= Beginning of Section =

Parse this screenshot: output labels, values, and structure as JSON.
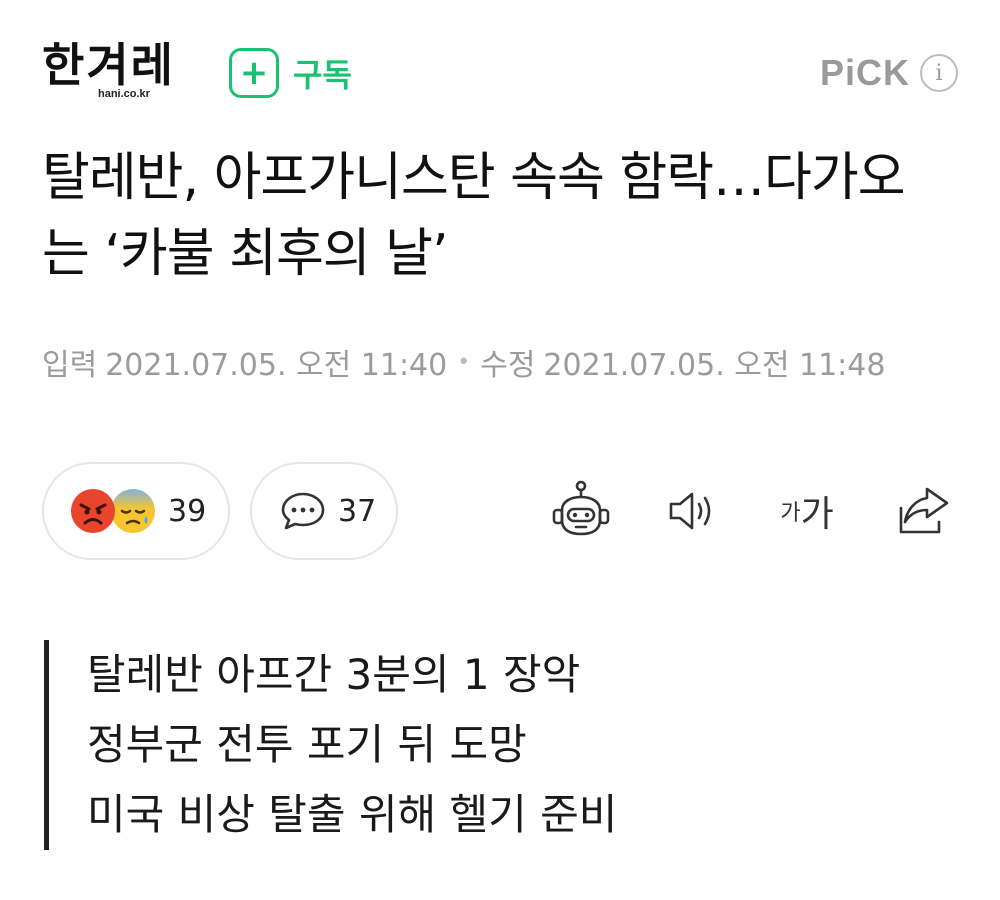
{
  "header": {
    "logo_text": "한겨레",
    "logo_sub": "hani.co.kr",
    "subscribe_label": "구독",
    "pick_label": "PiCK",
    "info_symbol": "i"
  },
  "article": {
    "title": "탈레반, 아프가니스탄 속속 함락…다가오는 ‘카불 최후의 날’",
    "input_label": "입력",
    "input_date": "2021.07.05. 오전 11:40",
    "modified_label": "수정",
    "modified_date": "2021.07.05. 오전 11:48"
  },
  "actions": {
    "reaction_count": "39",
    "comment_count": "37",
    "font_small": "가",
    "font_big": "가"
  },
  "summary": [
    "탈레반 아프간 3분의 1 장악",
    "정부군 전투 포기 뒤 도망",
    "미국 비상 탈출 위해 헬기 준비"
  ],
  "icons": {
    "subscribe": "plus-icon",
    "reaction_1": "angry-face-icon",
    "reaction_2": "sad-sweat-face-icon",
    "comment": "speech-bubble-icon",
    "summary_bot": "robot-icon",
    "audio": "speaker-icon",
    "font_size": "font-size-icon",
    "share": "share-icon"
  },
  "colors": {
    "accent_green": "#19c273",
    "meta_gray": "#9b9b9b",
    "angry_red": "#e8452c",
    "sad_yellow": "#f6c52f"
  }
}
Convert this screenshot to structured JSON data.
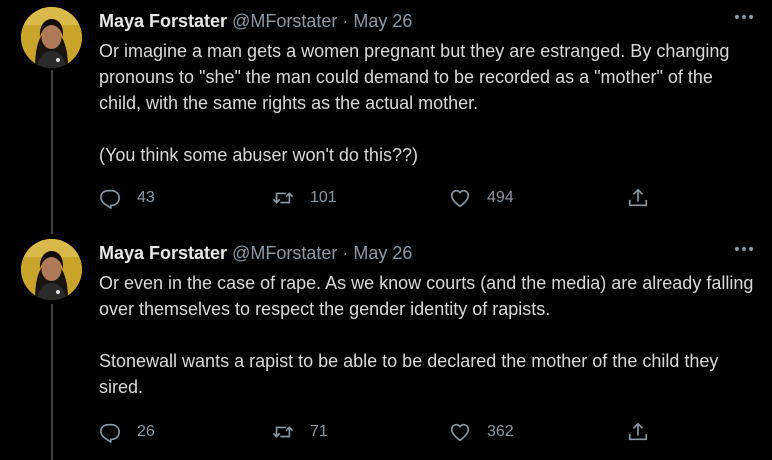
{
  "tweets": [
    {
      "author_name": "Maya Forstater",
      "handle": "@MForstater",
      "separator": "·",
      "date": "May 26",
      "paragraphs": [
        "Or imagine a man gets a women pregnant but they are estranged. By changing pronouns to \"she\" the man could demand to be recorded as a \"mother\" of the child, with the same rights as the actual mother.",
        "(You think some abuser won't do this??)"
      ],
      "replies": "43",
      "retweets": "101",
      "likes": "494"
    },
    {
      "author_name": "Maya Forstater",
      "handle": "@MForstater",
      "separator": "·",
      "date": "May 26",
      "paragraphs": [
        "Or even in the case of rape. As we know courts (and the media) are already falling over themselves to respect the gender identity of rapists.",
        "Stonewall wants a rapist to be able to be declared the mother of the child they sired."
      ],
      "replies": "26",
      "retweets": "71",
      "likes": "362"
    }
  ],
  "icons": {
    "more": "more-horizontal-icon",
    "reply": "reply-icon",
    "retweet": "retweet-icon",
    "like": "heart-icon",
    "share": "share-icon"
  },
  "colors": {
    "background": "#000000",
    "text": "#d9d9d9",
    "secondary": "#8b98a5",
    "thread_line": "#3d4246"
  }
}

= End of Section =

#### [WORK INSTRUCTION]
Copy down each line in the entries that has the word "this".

#### [ANSWER BOX]
Parse this screenshot: output labels, values, and structure as JSON.
Convert this screenshot to structured JSON data.
        "(You think some abuser won't do this??)"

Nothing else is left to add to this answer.